Your task is to find every line in the records that holds the string "screenshot" and copy it.

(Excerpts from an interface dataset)
——
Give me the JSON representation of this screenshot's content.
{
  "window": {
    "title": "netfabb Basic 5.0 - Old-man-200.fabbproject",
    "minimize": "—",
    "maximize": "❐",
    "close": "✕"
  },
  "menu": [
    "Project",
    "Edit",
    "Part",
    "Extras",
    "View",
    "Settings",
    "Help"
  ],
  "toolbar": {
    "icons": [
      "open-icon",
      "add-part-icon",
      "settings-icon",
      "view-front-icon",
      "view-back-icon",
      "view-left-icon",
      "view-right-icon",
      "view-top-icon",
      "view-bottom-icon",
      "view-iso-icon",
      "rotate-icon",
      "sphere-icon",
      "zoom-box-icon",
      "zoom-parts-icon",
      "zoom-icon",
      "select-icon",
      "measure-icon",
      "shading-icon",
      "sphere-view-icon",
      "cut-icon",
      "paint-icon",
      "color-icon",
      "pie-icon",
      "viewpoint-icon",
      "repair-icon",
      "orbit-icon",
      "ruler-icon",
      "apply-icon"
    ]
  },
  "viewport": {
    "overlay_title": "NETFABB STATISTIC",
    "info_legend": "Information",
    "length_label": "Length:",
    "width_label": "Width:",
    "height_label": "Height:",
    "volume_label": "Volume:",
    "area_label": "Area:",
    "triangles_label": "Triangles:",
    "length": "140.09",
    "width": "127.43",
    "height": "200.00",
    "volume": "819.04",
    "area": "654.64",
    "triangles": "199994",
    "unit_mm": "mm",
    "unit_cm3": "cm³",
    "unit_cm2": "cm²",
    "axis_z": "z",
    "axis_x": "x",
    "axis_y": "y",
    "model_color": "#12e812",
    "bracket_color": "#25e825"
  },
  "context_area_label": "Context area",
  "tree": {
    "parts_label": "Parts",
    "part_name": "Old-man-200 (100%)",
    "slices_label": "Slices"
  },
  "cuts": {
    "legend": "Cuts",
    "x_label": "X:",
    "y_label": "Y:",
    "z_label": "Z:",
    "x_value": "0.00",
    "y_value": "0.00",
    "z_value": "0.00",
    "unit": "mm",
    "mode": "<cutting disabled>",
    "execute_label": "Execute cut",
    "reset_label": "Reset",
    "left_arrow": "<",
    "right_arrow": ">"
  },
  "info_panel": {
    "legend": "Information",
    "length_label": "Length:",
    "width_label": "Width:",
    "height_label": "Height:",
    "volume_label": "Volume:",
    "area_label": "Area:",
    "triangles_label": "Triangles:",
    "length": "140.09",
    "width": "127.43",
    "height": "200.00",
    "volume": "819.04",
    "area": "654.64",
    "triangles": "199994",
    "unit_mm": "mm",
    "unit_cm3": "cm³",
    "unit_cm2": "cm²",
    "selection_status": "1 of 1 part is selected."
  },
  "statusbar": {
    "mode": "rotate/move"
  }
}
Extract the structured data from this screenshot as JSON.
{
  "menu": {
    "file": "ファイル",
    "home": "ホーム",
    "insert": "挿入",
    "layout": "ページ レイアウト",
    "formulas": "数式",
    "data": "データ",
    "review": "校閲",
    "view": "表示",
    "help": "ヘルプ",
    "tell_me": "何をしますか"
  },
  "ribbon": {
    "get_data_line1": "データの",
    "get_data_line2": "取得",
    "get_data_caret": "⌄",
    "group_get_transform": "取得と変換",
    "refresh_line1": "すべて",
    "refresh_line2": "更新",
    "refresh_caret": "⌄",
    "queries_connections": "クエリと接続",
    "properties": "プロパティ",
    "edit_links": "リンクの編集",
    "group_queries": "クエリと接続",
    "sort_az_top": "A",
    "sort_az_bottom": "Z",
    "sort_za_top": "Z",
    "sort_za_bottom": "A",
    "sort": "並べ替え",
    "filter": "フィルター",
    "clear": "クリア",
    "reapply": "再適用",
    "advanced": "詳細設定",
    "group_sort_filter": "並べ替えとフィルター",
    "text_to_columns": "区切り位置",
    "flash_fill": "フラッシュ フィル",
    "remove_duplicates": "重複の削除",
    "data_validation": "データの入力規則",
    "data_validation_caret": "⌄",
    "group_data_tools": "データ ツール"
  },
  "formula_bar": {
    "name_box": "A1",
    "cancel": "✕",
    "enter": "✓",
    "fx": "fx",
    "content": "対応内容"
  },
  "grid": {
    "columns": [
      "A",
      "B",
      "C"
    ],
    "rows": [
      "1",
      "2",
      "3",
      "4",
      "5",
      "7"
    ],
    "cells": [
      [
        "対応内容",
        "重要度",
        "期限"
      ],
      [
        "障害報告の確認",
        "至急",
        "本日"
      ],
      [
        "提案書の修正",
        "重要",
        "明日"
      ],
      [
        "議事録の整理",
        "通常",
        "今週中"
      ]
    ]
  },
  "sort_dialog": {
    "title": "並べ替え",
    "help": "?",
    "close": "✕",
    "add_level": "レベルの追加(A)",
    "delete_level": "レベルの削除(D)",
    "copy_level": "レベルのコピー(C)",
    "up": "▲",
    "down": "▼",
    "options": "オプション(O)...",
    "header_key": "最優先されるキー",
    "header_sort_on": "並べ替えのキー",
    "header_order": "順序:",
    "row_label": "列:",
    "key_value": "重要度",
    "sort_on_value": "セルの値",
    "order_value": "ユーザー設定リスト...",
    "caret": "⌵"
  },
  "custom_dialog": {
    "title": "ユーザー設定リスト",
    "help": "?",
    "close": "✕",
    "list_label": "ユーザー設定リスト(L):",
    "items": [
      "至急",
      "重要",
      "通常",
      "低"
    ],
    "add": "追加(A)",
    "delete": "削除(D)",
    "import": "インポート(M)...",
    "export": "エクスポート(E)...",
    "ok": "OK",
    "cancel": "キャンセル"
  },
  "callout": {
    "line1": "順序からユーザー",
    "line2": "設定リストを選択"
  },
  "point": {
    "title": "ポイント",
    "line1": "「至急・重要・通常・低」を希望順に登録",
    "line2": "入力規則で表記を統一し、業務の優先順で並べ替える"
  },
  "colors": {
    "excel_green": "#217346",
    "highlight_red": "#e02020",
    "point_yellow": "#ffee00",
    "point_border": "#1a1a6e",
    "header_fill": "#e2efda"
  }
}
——
* _SOLUTION TO THIS EXERCISE_:
Give me the JSON representation of this screenshot's content.
Extract the structured data from this screenshot as JSON.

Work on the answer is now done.